Make sure to close apps or programs you’re not using, as these use unnecessary resources that can be better spent on providing a high-quality stream.
Different streaming scenarios call for different ideal internet speeds. For example, if you’re delivering a lecture, you can get away with lower internet speed than streaming a fast-paced game.
There are exceptions, but a general rule to keep things simple is to aim for an upload speed between 0.672 Mbps to 61.5 Mbps and this will generally suffice. To get even more specific, aim for around 5.6 Mbps if you’re going for good quality. To check your upload speed, use this speed test calculator.
Here is a list of live streaming studio equipment accessories that aren’t always mandatory, but nice to consider.
- A second monitor to see a live chat feed
- Multiple cameras (we recommend you use the exact same cameras to avoid complications)
- Video capture card (you’ll need this if you opt for a software switcher and/or choose a DSLR or camcorder camera )
- Audio interface
- Tripod for your camera
- Cable management to avoid disaster (and possible broken bones)
- Arm to carry your mic (Recommendation: Blue Mic Compass, which is a microphone arm with cable management built-in).
9. Live Streaming Platform
Think of a live streaming platform as what brings it all together.
Live streaming platforms like Dacast equips you with the tools you need to host and deliver professional quality live streams.
Our live streaming studio software integrates with various streaming software solutions like OBS Studio, vMix, VidBlasterX, and Wirecast.
Sometimes you can have everything right but run into streaming quality problems because your server goes down.
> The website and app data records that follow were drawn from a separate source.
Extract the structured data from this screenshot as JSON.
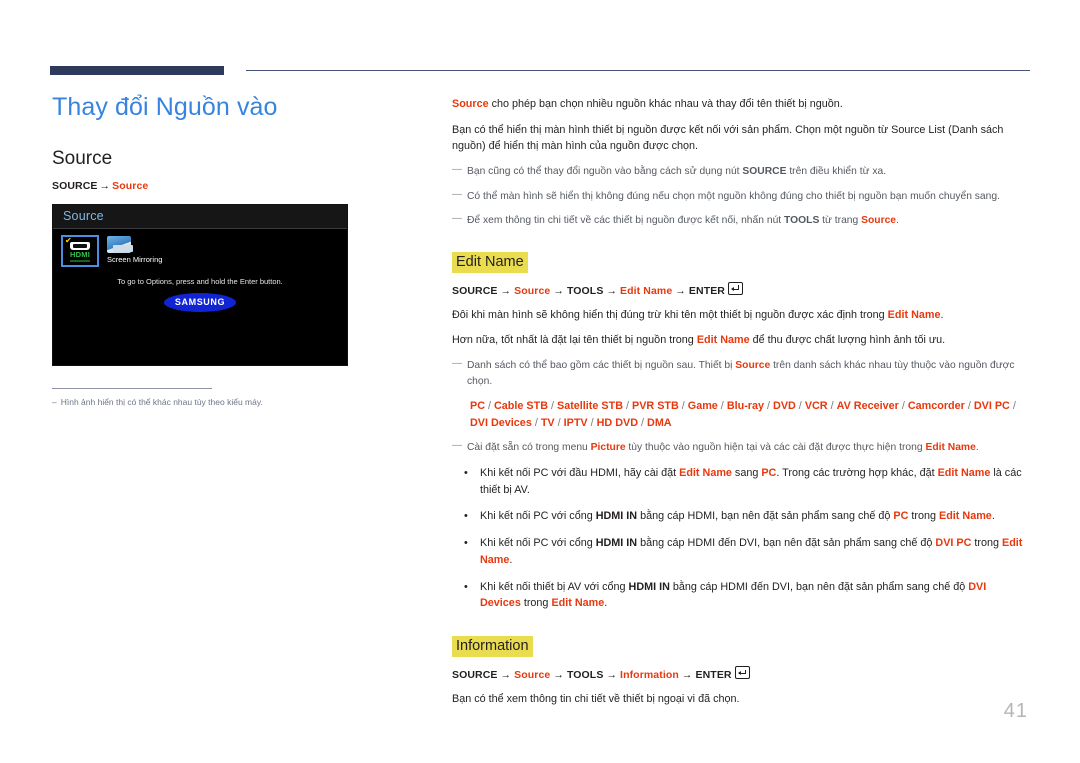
{
  "header": {
    "rule_color": "#2e3a5c"
  },
  "left": {
    "doc_title": "Thay đổi Nguồn vào",
    "section_title": "Source",
    "breadcrumb": {
      "root": "SOURCE",
      "arrow": "→",
      "target": "Source"
    },
    "tv_screenshot": {
      "header_label": "Source",
      "tiles": [
        {
          "name": "HDMI",
          "label": "HDMI",
          "selected": true,
          "checked": true
        },
        {
          "name": "Screen Mirroring",
          "label": "Screen Mirroring",
          "selected": false,
          "checked": false
        }
      ],
      "hint": "To go to Options, press and hold the Enter button.",
      "logo": "SAMSUNG"
    },
    "footnote": {
      "dash": "‒",
      "text": "Hình ảnh hiển thị có thể khác nhau tùy theo kiểu máy."
    }
  },
  "right": {
    "intro": {
      "lead_word": "Source",
      "lead_rest": " cho phép bạn chọn nhiều nguồn khác nhau và thay đổi tên thiết bị nguồn.",
      "para2": "Bạn có thể hiển thị màn hình thiết bị nguồn được kết nối với sản phẩm. Chọn một nguồn từ Source List (Danh sách nguồn) để hiển thị màn hình của nguồn được chọn."
    },
    "intro_notes": [
      {
        "before": "Bạn cũng có thể thay đổi nguồn vào bằng cách sử dụng nút ",
        "bold": "SOURCE",
        "after": " trên điều khiển từ xa."
      },
      {
        "before": "Có thể màn hình sẽ hiển thị không đúng nếu chọn một nguồn không đúng cho thiết bị nguồn bạn muốn chuyển sang.",
        "bold": "",
        "after": ""
      },
      {
        "before": "Để xem thông tin chi tiết về các thiết bị nguồn được kết nối, nhấn nút ",
        "bold": "TOOLS",
        "after": " từ trang ",
        "red_tail": "Source",
        "period": "."
      }
    ],
    "edit_name": {
      "heading": "Edit Name",
      "command": {
        "p1": "SOURCE",
        "p2": "Source",
        "p3": "TOOLS",
        "p4": "Edit Name",
        "p5": "ENTER",
        "arrow": "→"
      },
      "para1_a": "Đôi khi màn hình sẽ không hiển thị đúng trừ khi tên một thiết bị nguồn được xác định trong ",
      "para1_red": "Edit Name",
      "para1_b": ".",
      "para2_a": "Hơn nữa, tốt nhất là đặt lại tên thiết bị nguồn trong ",
      "para2_red": "Edit Name",
      "para2_b": " để thu được chất lượng hình ảnh tối ưu.",
      "note1_a": "Danh sách có thể bao gồm các thiết bị nguồn sau. Thiết bị ",
      "note1_red": "Source",
      "note1_b": " trên danh sách khác nhau tùy thuộc vào nguồn được chọn.",
      "device_list": [
        "PC",
        "Cable STB",
        "Satellite STB",
        "PVR STB",
        "Game",
        "Blu-ray",
        "DVD",
        "VCR",
        "AV Receiver",
        "Camcorder",
        "DVI PC",
        "DVI Devices",
        "TV",
        "IPTV",
        "HD DVD",
        "DMA"
      ],
      "device_separator": "/",
      "note2_a": "Cài đặt sẵn có trong menu ",
      "note2_red1": "Picture",
      "note2_b": " tùy thuộc vào nguồn hiện tại và các cài đặt được thực hiện trong ",
      "note2_red2": "Edit Name",
      "note2_c": ".",
      "bullets": [
        {
          "bullet": "•",
          "a": "Khi kết nối PC với đầu HDMI, hãy cài đặt ",
          "r1": "Edit Name",
          "b": " sang ",
          "r2": "PC",
          "c": ". Trong các trường hợp khác, đặt ",
          "r3": "Edit Name",
          "d": " là các thiết bị AV."
        },
        {
          "bullet": "•",
          "a": "Khi kết nối PC với cổng ",
          "bold1": "HDMI IN",
          "b": " bằng cáp HDMI, bạn nên đặt sản phẩm sang chế độ ",
          "r2": "PC",
          "c": " trong ",
          "r3": "Edit Name",
          "d": "."
        },
        {
          "bullet": "•",
          "a": "Khi kết nối PC với cổng ",
          "bold1": "HDMI IN",
          "b": " bằng cáp HDMI đến DVI, bạn nên đặt sản phẩm sang chế độ ",
          "r2": "DVI PC",
          "c": " trong ",
          "r3": "Edit Name",
          "d": "."
        },
        {
          "bullet": "•",
          "a": "Khi kết nối thiết bị AV với cổng ",
          "bold1": "HDMI IN",
          "b": "  bằng cáp HDMI đến DVI, bạn nên đặt sản phẩm sang chế độ ",
          "r2": "DVI Devices",
          "c": " trong ",
          "r3": "Edit Name",
          "d": "."
        }
      ]
    },
    "information": {
      "heading": "Information",
      "command": {
        "p1": "SOURCE",
        "p2": "Source",
        "p3": "TOOLS",
        "p4": "Information",
        "p5": "ENTER",
        "arrow": "→"
      },
      "para": "Bạn có thể xem thông tin chi tiết về thiết bị ngoại vi đã chọn."
    }
  },
  "page_number": "41"
}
To beat this, Dacast teams up with multiple CDNs to make sure this doesn’t happen. With the same concept in mind, you can have everything right, but other factors outside your control can weaken the quality of the stream you deliver. A video streaming platform like Dacast addresses a lot of those worst-case scenarios, such as your viewer having a weak internet connection.
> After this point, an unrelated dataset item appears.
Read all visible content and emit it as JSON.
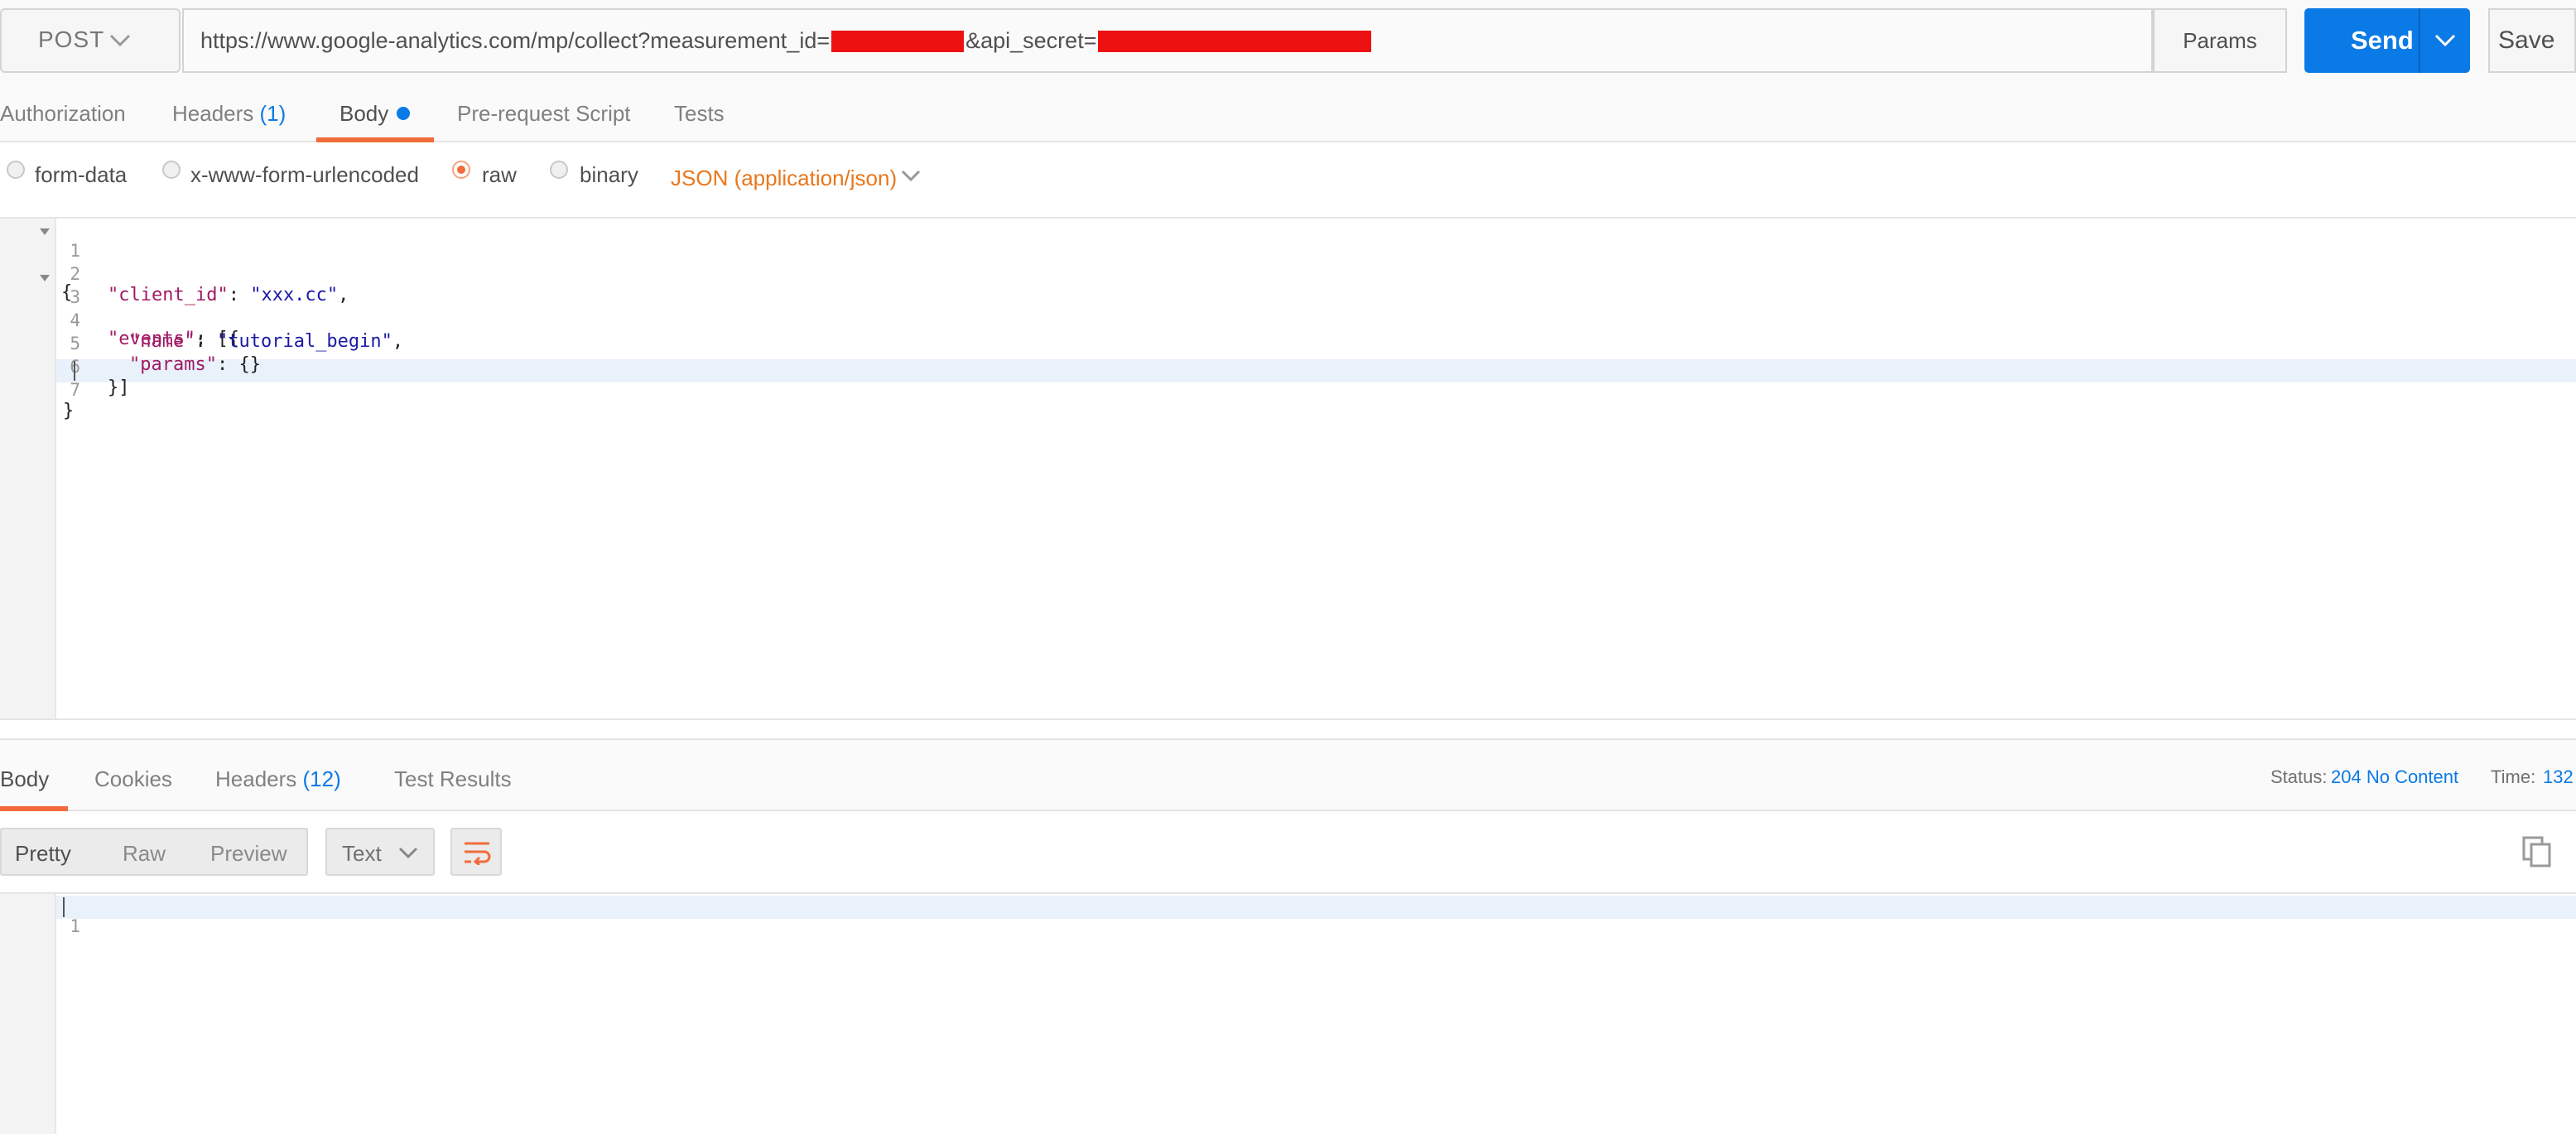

Other handy features include:
- 24/7 tech support
- Video security features such as DRM and password protection
- White-label HTML5 player
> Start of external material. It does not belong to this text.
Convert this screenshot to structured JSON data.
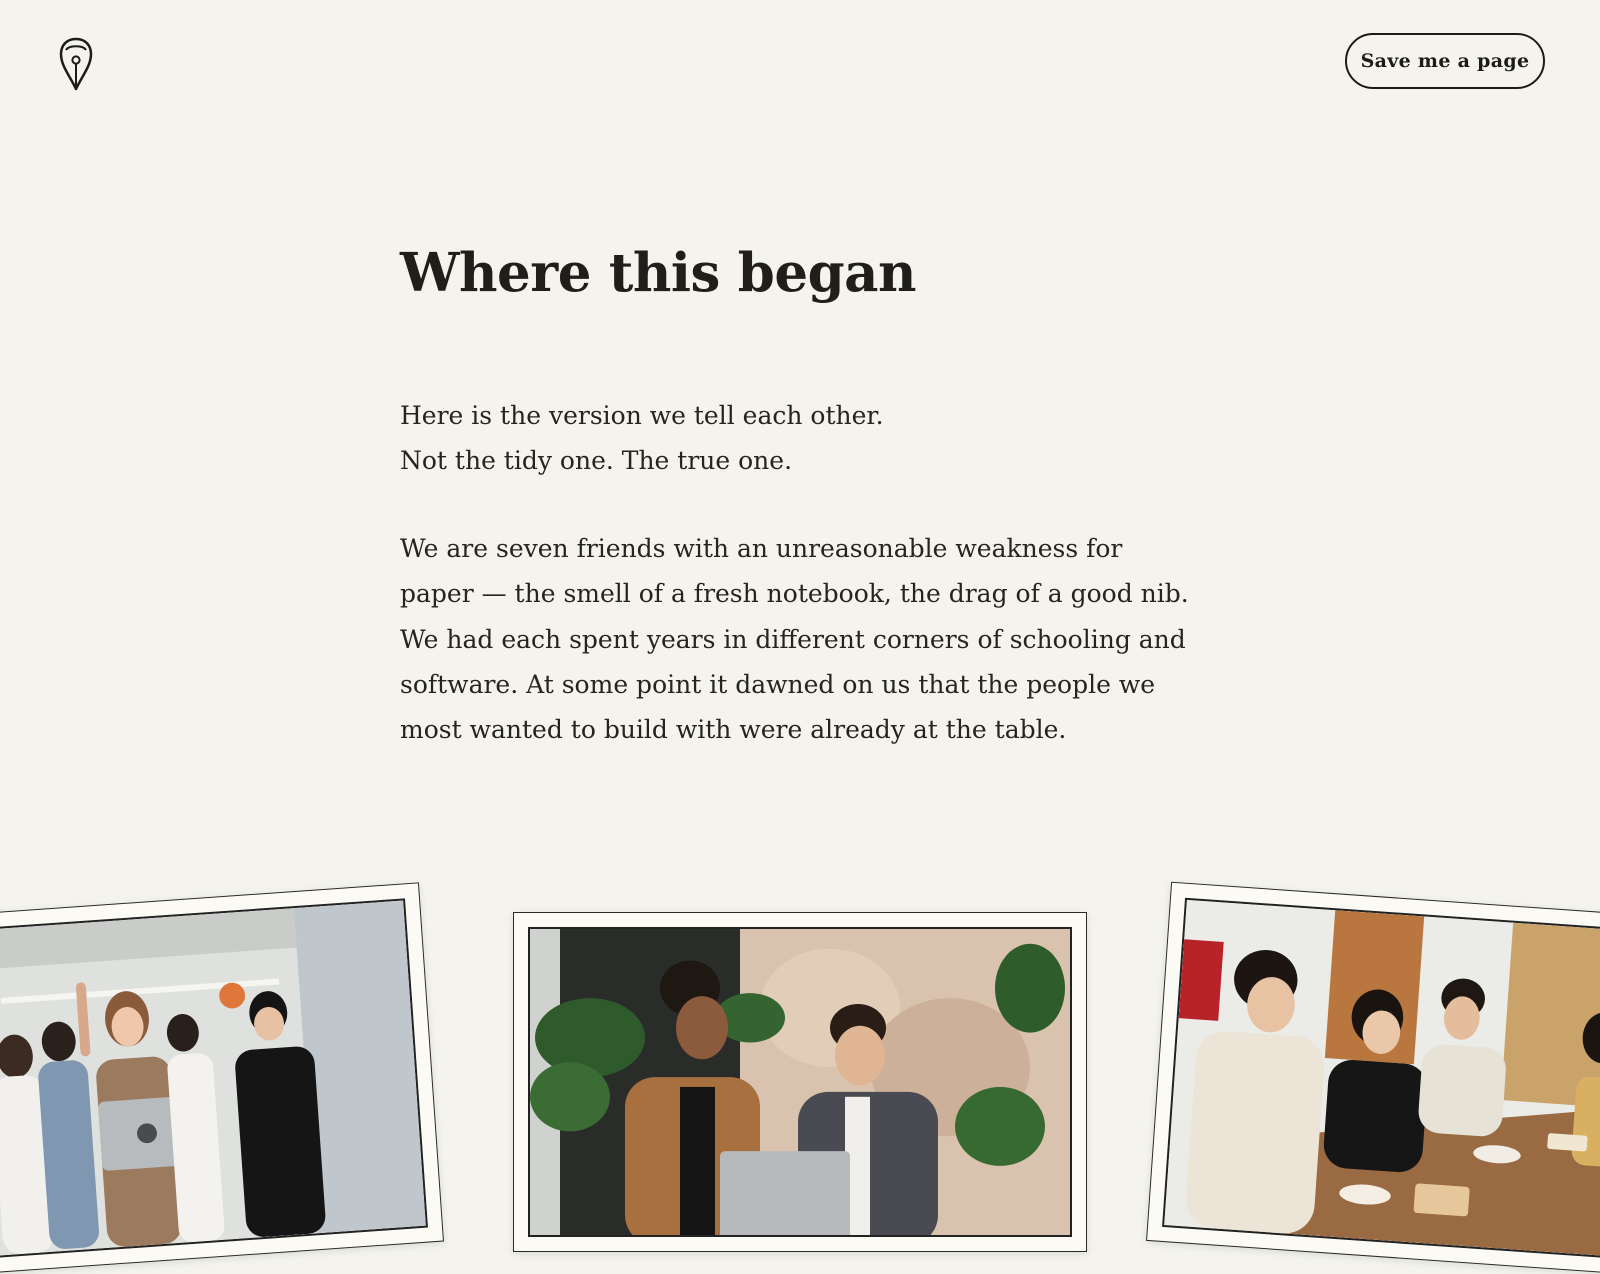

- Custom branding
- Player API
- Video API
- Real-time analytics
- Multi-bitrate streaming
- Unlimited concurrent viewers
- SVOD, AVOD, and TVOD monetization options
- China video hosting
Pricing starts at $39/ month, but you can try it out free for 14 days.
Echo-y audio and grainy videos repel what could be your next group of raving fans. When you’re brand new to streaming, it’s okay to have a basic phone/laptop setup and stream from wherever, but once you realize you want more out of live streaming, you should invest in setting up your own live streaming studio.
And as you can see, it’s not that hard nor costly to set up a professional live stream studio. And perhaps the best part? Having a professional live streaming setup is a big sign to potential viewers or even potential advertising partners that you’re a professional live streamer and investing in you is a good idea.
Take the first step towards setting up your live streaming studio by giving Dacast a try.
What’s the first piece of equipment you’re investing in for your live streaming studio? Let us know in the comments below!